Before discussing the reflection of light, it will be useful to discuss the following problem. Consider two ropes, one thin and one thick, connected together, and a sinusoidal wave moving from left to right along the ropes:

The speed \(c\) of waves in a rope under tension is \(c =\sqrt{F/\mu}\), where \(F\) is the tension, and \(\mu\) is the mass per unit length, so the speed and the wavelength are less in the thicker rope. We’ll call the speed in the left hand rope \(c_1\) and the speed in the right hand rope \(c_2\). At the boundary \((x = 0)\), some of the wave is transmitted, and some is reflected. ( I haven’t drawn the reflected part in the drawing). We wish to find how much is transmitted and how much is reflected. I’ll call the amplitudes of the incident, transmitted and reflected waves 1, \(T\) and \(R\) respectively, and I’ll suppose that the wave is a sinusoidal wave of angular frequency \(\omega\). The equations to the incident, transmitted and reflected waves are as follows:

\[y = \cos \omega \left(t - \dfrac{x}{c_1}\right)\]

\[y = T \cos \omega \left(t - \dfrac{x}{c_2}\right)\]

\[y =R \cos \omega \left(t + \dfrac{x}{c_1}\right)\]

To the right of the boundary, the displacement as a function of \(x\) and \(t\) is

\[y = T \cos \omega \left(t - \dfrac{x}{c_2}\right)\]

and to the left of the boundary the displacement is

\[y = \cos \omega \left(t - \dfrac{x}{c_1}\right) +R \cos \omega \left(t + \dfrac{x}{c_1}\right)\]

At the boundary \((x = 0)\), unless the rope breaks these two displacements must be equal, and therefore

\[ T = 1 + R. \label{eq:2.1} \]

The \(x\)-derivatives (i.e. the slopes) of the ropes are:
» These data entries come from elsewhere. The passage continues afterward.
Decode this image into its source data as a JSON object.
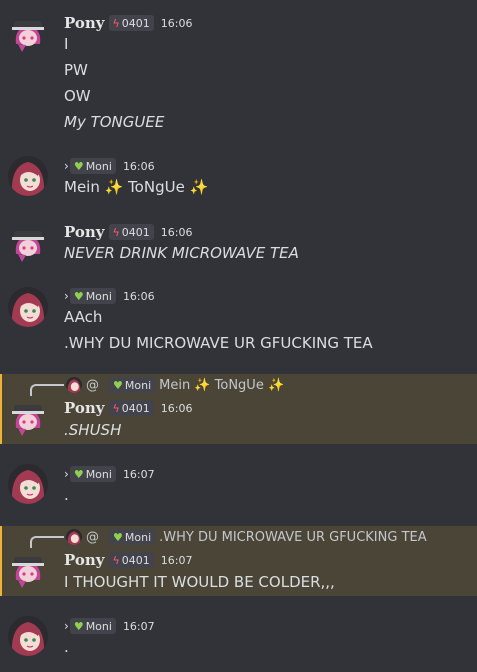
{
  "icons": {
    "pony_tag": "lightning-bolt-icon",
    "moni_tag": "green-heart-icon",
    "sparkle": "sparkles-icon",
    "reply_spine": "reply-arrow-icon"
  },
  "colors": {
    "mention_highlight": "#4a4537",
    "mention_bar": "#f0b232",
    "bolt": "#ff5a6b",
    "heart": "#8fd14f"
  },
  "messages": [
    {
      "user": "Pony",
      "tag": "0401",
      "time": "16:06",
      "lines": [
        "I",
        "PW",
        "OW",
        "My TONGUEE"
      ]
    },
    {
      "user": "Moni",
      "tag": "Moni",
      "time": "16:06",
      "lines": [
        "Mein ✨ ToNgUe ✨"
      ]
    },
    {
      "user": "Pony",
      "tag": "0401",
      "time": "16:06",
      "lines": [
        "NEVER DRINK MICROWAVE TEA"
      ]
    },
    {
      "user": "Moni",
      "tag": "Moni",
      "time": "16:06",
      "lines": [
        "AAch",
        ".WHY DU MICROWAVE UR GFUCKING TEA"
      ]
    },
    {
      "reply_to": {
        "at": "@",
        "tag": "Moni",
        "text": "Mein ✨ ToNgUe ✨"
      },
      "user": "Pony",
      "tag": "0401",
      "time": "16:06",
      "lines": [
        ".SHUSH"
      ]
    },
    {
      "user": "Moni",
      "tag": "Moni",
      "time": "16:07",
      "lines": [
        "."
      ]
    },
    {
      "reply_to": {
        "at": "@",
        "tag": "Moni",
        "text": ".WHY DU MICROWAVE UR GFUCKING TEA"
      },
      "user": "Pony",
      "tag": "0401",
      "time": "16:07",
      "lines": [
        "I THOUGHT IT WOULD BE COLDER,,,"
      ]
    },
    {
      "user": "Moni",
      "tag": "Moni",
      "time": "16:07",
      "lines": [
        "."
      ]
    }
  ]
}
To the right of the boundary

\[\dfrac{\partial y}{\partial x}=\dfrac{T}{c_2}\sin\omega\left(t-\dfrac{x}{c_1}\right).\]

and to the left of the boundary

\[\dfrac{\partial y}{\partial x}=\dfrac{A}{c_1}\sin\omega\left(t-\dfrac{x}{c_1}\right) - \dfrac{AR}{c_1}\sin \omega \left(t+\dfrac{x}{c_1}\right).\]

Unless there is a kink in the rope at the boundary, these are equal at \(x = 0\), and therefore

\[ \dfrac{T}{c_2} = \dfrac{1}{c_1} - \dfrac{R}{c_1}.  \label{eq:2.2} \]

Combining these with Equation \ref{eq:2.1}, we obtain

\[T = \dfrac{2c_2}{c_2+c_1} \space \text{and} \space R = \dfrac{c_2-c_1}{c_2+c_1}. \label{eq:2.3} \]

We see that if \( c_2 < c_1 \), \(R\) is negative; that is, there is a phase change at reflection. If \(c_2 = c_1\) (i.e. if there is only one sort of rope) there is no reflection (because there is no boundary!).

In the above analysis, we considered a simple sine wave. However, any function, even a nonperiodic function, can be represented by a sum (perhaps an infinite sum) of sinusoidal waves, so the same result will be obtained for any function.

One hopes that energy is conserved, so let’s see. The energy in a wave is proportional to the square of its amplitude and, in the case of a vibrating rope, to the mass per unit length. And the rate of transmission of energy is equal to this times the speed. Thus the rate of transmission of energy is proportional to \(A^2 \mu lc \). However, \(c = \sqrt{F / \mu} \), so that the power is proportional to \(A^2 / c\) . Thus the incident, transmitted and reflected powers are in the ratio

\[ 1: \dfrac{4c_1c_2}{(c_1+c_2)^2} : \dfrac{(c_1-c_2)^2}{(c_1+c_2)^2}. \label{eq:2.4} \]

We see that the sum of the transmitted and reflected powers is equal to the incident power, and all’s well with the world.